Phase Drift (in ppm) is the detected clock drift between the two files. 0 means no drift. Any value above zero means the clocks in the two files diverge.

Tabs

Tab Explanation
Original Contains the two original waveforms, as loaded from disk. These are truncated based on Trim settings and resampled, if recorded at different sampling frequencies. Otherwise, these are not touched in any way. Blue is the reference file, pink is the compare file.
Original Delta This is the waveform that results from subtracting reference file from the comparison. Again, no matching done to produce this chart, so this is an indication of how different the files are in their unprocessed state.
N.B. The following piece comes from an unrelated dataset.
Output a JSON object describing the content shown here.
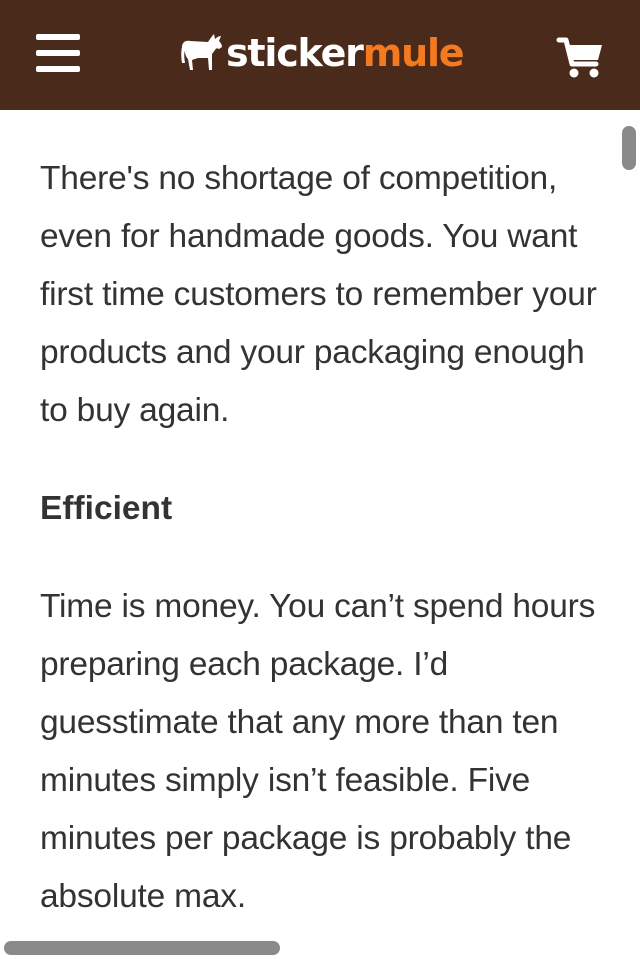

X-Correlated First step in aligning the two files to start on the same sample. This is done using cross-correlation. The result will be a better match in time, although the accuracy is +/- one sample (not very good).
Matched This is the waveform comparison after a full matching process. What’s displayed here is clock-drift corrected, level-matched, and aligned to sub-sample accuracy.
Matched Spectrum Spectrum (FFT power) plot of both files after matching. This is performed on the truncated portion of the files, as specified by Trim parameters, and after full phase/drift/level matching. As such, this represents an average spectrum of each of the files.
Delta Spectrum Spectrum of the difference waveform created by subtracting the matched version of Reference file from Comparison. This is the spectrum of what remains after their subtraction.
Delta Waveform Time domain display of the difference between matched Reference and Comparison file. This is what the difference looks like as a waveform.
Matched Phase Phase difference computed from the FFT of both files after full matching process. Expressed in degrees.
Spectrogram 1 FFT power spectrum plotted over time for Reference file
Spectrogram 2 FFT power spectrum plotted over time for Comparison file
Delta Spectrogram FFT power spectrum of the difference of the two waveforms (the difference computed in time domain, then Spectrogram is computed)
Cepstrum This is experimental! Cepstrum analysis allow ringing to be detected in the frequency domain. Spikes above zero represent ringing frequencies, the larger the spike, the stronger the ringing pattern (not the amplitude of ringing, just the quality of ring detection!)
Lissajous Not sure about this one yet. Currently disabled.